Grandmother was sitting in one of the baths, her head rating on the edges. She was smiling in a way that made her seem like she got everything she ever wanted. In short, it was a look of pure contentment. “Hi dear, so you have finally decided to visit!” she greeted me with her eyes closed. The pool of water was filled with the scent of Jasmine and musk. I closed my eyes as I inhaled the sweet tantalizing scent. That’s when I decided to sit beside the bath with her.
The bath was owned by the Goddess Atargatis, a beautiful mermaid who welcomes all Syrian women to become assured with their own femininity against the harsh obligations of the real world. Here, everyone is allowed to do whatever they please as long as it does not result to hurting another being. Now, I finally understood why grandmother insisted on visiting this place. It was an escape from the harsh realities of one’s existence. This was a place of freedom, self-identity, and peace. I told her, “I want to live here forever,” to which my grandmother opened her eyes and replied, “No dear. This is a place that needs to exist within you at all times.” She then gave me one of the floating petals. She pressed the blossom on my palm and touched my forehead. “Goodbye, dear. Remember everything.” as she sent me back to my own realms.
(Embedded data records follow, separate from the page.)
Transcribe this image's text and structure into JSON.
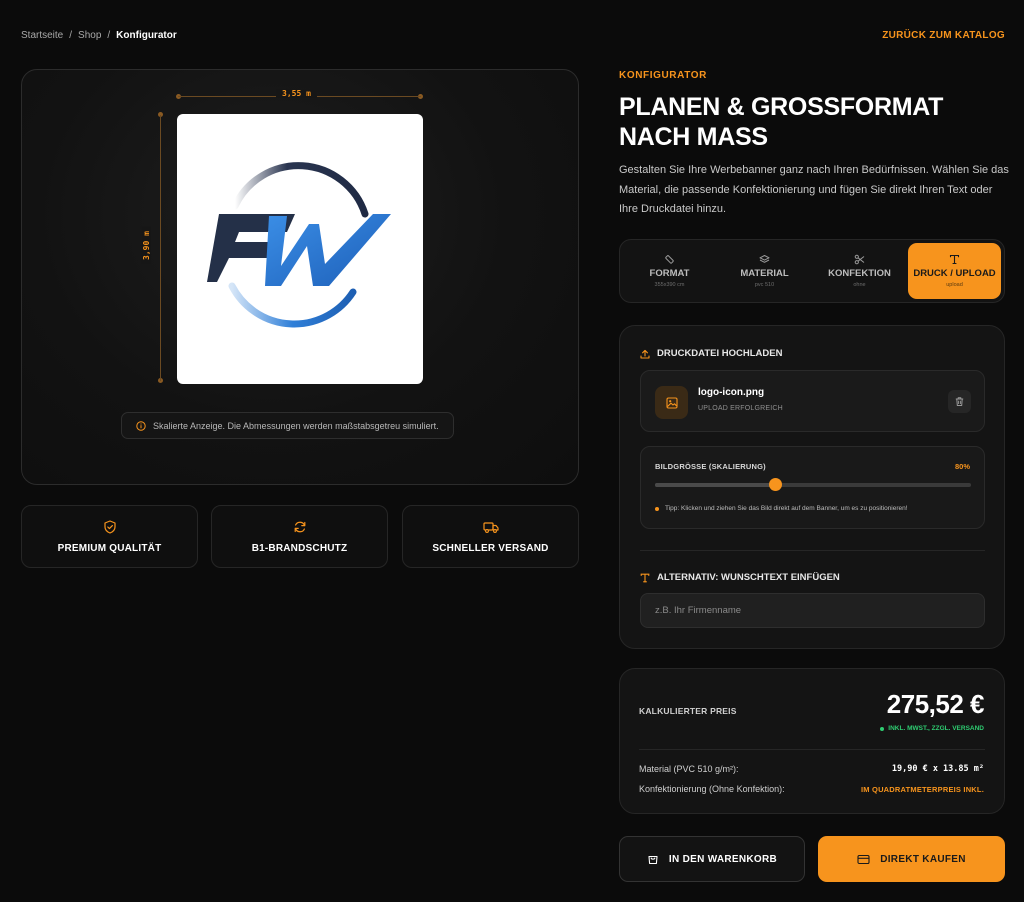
{
  "breadcrumb": {
    "items": [
      "Startseite",
      "Shop"
    ],
    "separator": "/",
    "current": "Konfigurator"
  },
  "back_link": "ZURÜCK ZUM KATALOG",
  "preview": {
    "width_label": "3,55 m",
    "height_label": "3,90 m",
    "note": "Skalierte Anzeige. Die Abmessungen werden maßstabsgetreu simuliert.",
    "note_icon": "info-icon",
    "logo_text": "FW"
  },
  "features": [
    {
      "label": "PREMIUM QUALITÄT",
      "icon": "shield-check-icon"
    },
    {
      "label": "B1-BRANDSCHUTZ",
      "icon": "refresh-icon"
    },
    {
      "label": "SCHNELLER VERSAND",
      "icon": "truck-icon"
    }
  ],
  "configurator": {
    "eyebrow": "KONFIGURATOR",
    "title": "PLANEN & GROSSFORMAT NACH MASS",
    "description": "Gestalten Sie Ihre Werbebanner ganz nach Ihren Bedürfnissen. Wählen Sie das Material, die passende Konfektionierung und fügen Sie direkt Ihren Text oder Ihre Druckdatei hinzu."
  },
  "tabs": [
    {
      "label": "FORMAT",
      "sub": "355x390 cm",
      "icon": "ruler-icon",
      "active": false
    },
    {
      "label": "MATERIAL",
      "sub": "pvc 510",
      "icon": "layers-icon",
      "active": false
    },
    {
      "label": "KONFEKTION",
      "sub": "ohne",
      "icon": "scissors-icon",
      "active": false
    },
    {
      "label": "DRUCK / UPLOAD",
      "sub": "upload",
      "icon": "type-icon",
      "active": true
    }
  ],
  "upload": {
    "heading": "DRUCKDATEI HOCHLADEN",
    "file_name": "logo-icon.png",
    "file_status": "UPLOAD ERFOLGREICH",
    "scale_label": "BILDGRÖSSE (SKALIERUNG)",
    "scale_value": "80%",
    "scale_fraction": 0.38,
    "tip": "Tipp: Klicken und ziehen Sie das Bild direkt auf dem Banner, um es zu positionieren!",
    "alt_heading": "ALTERNATIV: WUNSCHTEXT EINFÜGEN",
    "text_placeholder": "z.B. Ihr Firmenname",
    "text_value": ""
  },
  "price": {
    "label": "KALKULIERTER PREIS",
    "value": "275,52 €",
    "note": "INKL. MWST., ZZGL. VERSAND",
    "lines": [
      {
        "label": "Material (PVC 510 g/m²):",
        "value": "19,90 € x 13.85 m²"
      },
      {
        "label": "Konfektionierung (Ohne Konfektion):",
        "value": "IM QUADRATMETERPREIS INKL."
      }
    ]
  },
  "actions": {
    "cart": "IN DEN WARENKORB",
    "buy": "DIREKT KAUFEN"
  },
  "colors": {
    "accent": "#f7941d",
    "background": "#0b0b0b",
    "success": "#2ecc71",
    "logo_dark": "#1f2a44",
    "logo_blue": "#2f7fd8"
  }
}
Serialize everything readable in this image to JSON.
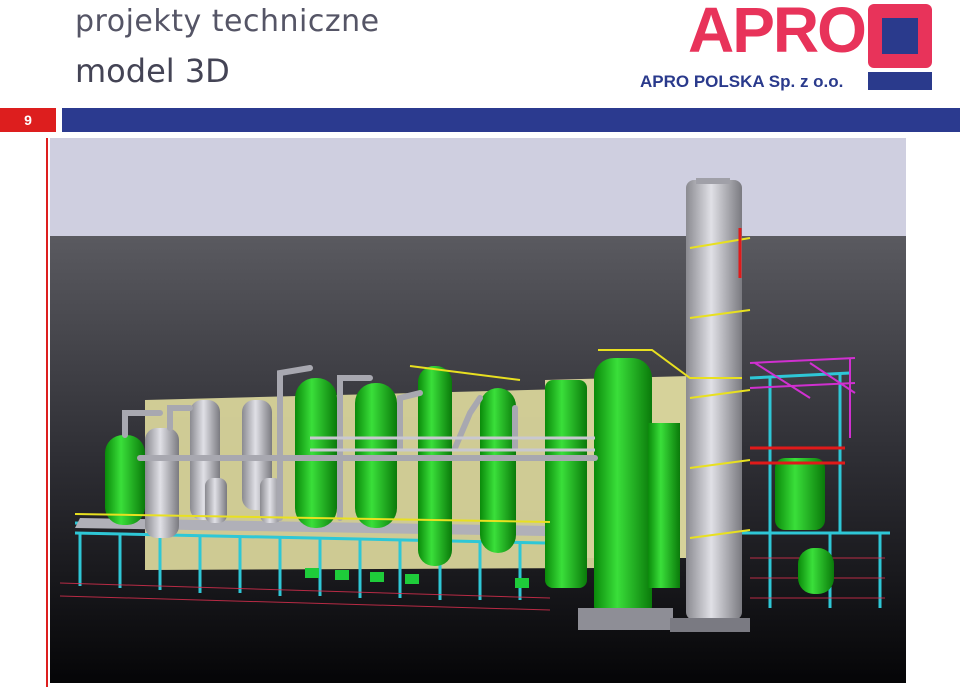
{
  "header": {
    "title_line1": "projekty techniczne",
    "title_line2": "model 3D"
  },
  "logo": {
    "wordmark": "APRO",
    "company": "APRO POLSKA Sp. z o.o.",
    "colors": {
      "red": "#e8335a",
      "blue": "#2a3a8c"
    }
  },
  "slide": {
    "number": "9"
  },
  "colors": {
    "bar_blue": "#2b3a8f",
    "accent_red": "#dd1e1e"
  },
  "viewport": {
    "icon": "plant-3d-model-icon"
  }
}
Thus, I woke back on my bed. The usual state of my room: strewn books on the floor, the windows opening, to let in the wind. I was shivering, in my cold dark room. Unfortunate as it was, the alluring of the whispers from the outside was already gone. The floating orbs under the Mulberry tree have vanished as well. Alone, I peered from under my bed sheet covers and began to question my own sanity. Being in a dream has never been this real before I pondered. If only, only, there is one thing that can make me believe…
A gust of wind, and I smell it again: Jasmine. I pulled back my covers quick and sat on my bed eyes wide open. That smile. The dream. And then it was there, luminous, peering between my fingers. The truth that I needed. The same petals in the fist of my hand. A tangible dream worth believing…
(Written on March 2017)